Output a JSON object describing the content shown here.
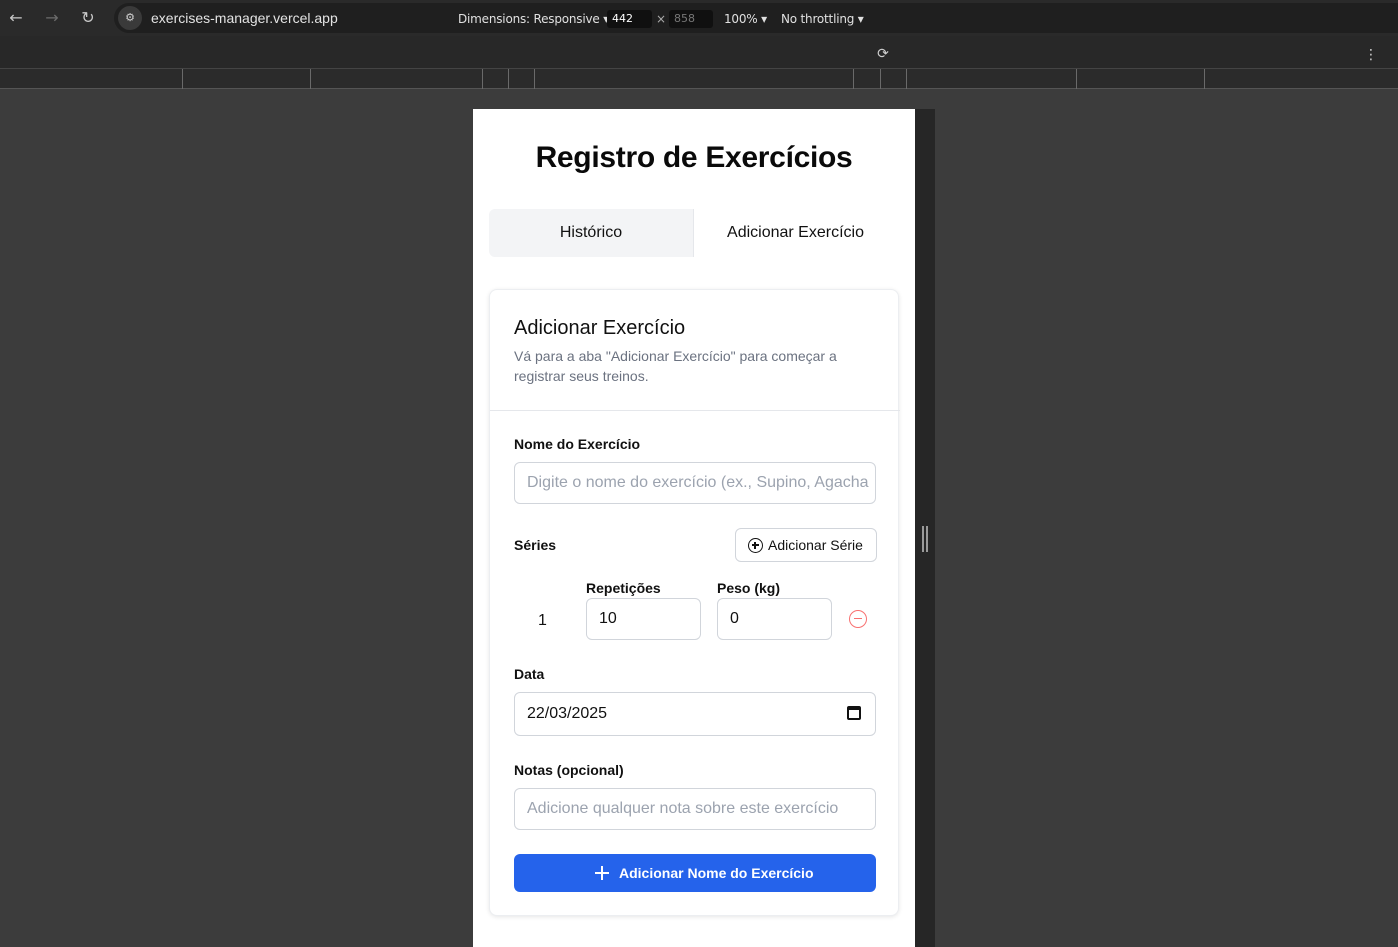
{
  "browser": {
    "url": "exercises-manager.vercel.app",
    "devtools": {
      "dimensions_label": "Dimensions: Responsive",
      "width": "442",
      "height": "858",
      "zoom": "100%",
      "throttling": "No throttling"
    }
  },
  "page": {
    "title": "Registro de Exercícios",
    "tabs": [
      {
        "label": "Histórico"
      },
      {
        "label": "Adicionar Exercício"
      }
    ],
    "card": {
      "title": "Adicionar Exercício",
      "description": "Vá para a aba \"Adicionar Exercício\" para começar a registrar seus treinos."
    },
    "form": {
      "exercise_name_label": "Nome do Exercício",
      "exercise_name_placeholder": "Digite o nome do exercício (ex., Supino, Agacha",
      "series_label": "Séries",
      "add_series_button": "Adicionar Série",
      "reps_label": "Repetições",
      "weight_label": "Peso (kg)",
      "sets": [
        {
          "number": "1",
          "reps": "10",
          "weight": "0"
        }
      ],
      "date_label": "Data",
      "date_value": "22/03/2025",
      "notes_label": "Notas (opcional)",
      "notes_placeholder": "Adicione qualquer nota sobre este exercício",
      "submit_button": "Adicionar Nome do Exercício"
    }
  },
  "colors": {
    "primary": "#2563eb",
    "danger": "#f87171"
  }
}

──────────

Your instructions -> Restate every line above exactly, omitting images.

Expected output ->
Output a JSON object describing the content shown here.
{
  "browser": {
    "url": "exercises-manager.vercel.app",
    "devtools": {
      "dimensions_label": "Dimensions: Responsive",
      "width": "442",
      "height": "858",
      "zoom": "100%",
      "throttling": "No throttling"
    }
  },
  "page": {
    "title": "Registro de Exercícios",
    "tabs": [
      {
        "label": "Histórico"
      },
      {
        "label": "Adicionar Exercício"
      }
    ],
    "card": {
      "title": "Adicionar Exercício",
      "description": "Vá para a aba \"Adicionar Exercício\" para começar a registrar seus treinos."
    },
    "form": {
      "exercise_name_label": "Nome do Exercício",
      "exercise_name_placeholder": "Digite o nome do exercício (ex., Supino, Agacha",
      "series_label": "Séries",
      "add_series_button": "Adicionar Série",
      "reps_label": "Repetições",
      "weight_label": "Peso (kg)",
      "sets": [
        {
          "number": "1",
          "reps": "10",
          "weight": "0"
        }
      ],
      "date_label": "Data",
      "date_value": "22/03/2025",
      "notes_label": "Notas (opcional)",
      "notes_placeholder": "Adicione qualquer nota sobre este exercício",
      "submit_button": "Adicionar Nome do Exercício"
    }
  },
  "colors": {
    "primary": "#2563eb",
    "danger": "#f87171"
  }
}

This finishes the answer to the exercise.